  • "D-P-O-Y": 5-1
  • "Ainge is a Genius": 8-1
  • "You Fat Fuck": 15-1
  • "Larry Bird": 25-1
  • "Akron Loves You": 40-1

Not that we condone such action, but if there were objects thrown at Mark Cuban while he is in attendance at a Lakers game, what would they (hypothetically) be?
  • Sushi Rolls: 2-1
  • Crumpled up $100 bills: 4-1
  • SAG cards: 10-1
  • Screenplays: 25-1
  • Tickets to "Lopez Tonight": 100-1
The Memphis Grizzlies' arena DJ delighted the NBA Twitterverse by playing the opening riff of Danzig's "Mother" during a Memphis possession. Which off-beat musical choice will be played in Memphis in honor of Oklahoma City coming to town?
  • The Kinks "Oklahoma, U.S.A.": 5-1
  • Mastodon "Blood and Thunder": 8-1
  • The Flaming Lips "The Sound of Failure": 10-1
  • The Sonics "Have Love, Will Travel": 25-1
  • Theme Song to Thundercats: 70-1
How many meetings will David Stern have with NBA game officials in preparation for a Lakers vs. Oklahoma City/Memphis Western Conference Finals?
  • One: 1-2
  • Two: 3-1
  • Three or more: 6-1
  • None, David Stern trusts the refs to call the series fair and without bias: 500-1
That's it for now.
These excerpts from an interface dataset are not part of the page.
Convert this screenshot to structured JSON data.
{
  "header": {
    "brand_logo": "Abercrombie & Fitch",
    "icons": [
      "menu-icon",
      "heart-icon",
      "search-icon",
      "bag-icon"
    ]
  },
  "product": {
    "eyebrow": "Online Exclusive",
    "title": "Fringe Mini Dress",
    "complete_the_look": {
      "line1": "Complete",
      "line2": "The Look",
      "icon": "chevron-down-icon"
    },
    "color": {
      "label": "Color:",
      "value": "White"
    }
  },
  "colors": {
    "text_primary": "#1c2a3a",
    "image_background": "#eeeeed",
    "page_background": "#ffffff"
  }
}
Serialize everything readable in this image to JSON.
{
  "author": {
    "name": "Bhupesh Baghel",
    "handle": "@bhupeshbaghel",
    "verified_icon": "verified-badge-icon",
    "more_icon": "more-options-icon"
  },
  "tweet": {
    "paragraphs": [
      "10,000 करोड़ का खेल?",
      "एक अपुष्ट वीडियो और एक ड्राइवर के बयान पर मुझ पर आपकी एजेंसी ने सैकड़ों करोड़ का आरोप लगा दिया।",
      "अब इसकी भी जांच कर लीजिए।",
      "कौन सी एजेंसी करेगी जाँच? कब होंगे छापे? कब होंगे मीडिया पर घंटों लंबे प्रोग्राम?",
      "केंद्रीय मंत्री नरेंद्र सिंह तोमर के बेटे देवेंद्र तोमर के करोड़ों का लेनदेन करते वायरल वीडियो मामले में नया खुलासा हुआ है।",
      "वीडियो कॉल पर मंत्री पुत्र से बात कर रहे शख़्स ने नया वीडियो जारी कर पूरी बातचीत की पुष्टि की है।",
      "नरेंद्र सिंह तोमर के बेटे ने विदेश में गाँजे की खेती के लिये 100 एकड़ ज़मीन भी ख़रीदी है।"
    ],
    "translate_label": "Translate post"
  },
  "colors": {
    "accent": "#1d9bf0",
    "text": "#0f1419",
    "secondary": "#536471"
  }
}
Stay tuned for the NBA draft edition of the Sports Book, featuring over/unders on the phrases "Tremendous Upside Potential", "He's Very Long", and "He Already Has An NBA Body".

For exclusive, smart commentary on basketball and culture, check out more Negative Dunkalectics, follow @negativedunks on Twitter, and become a fan of us on Facebook.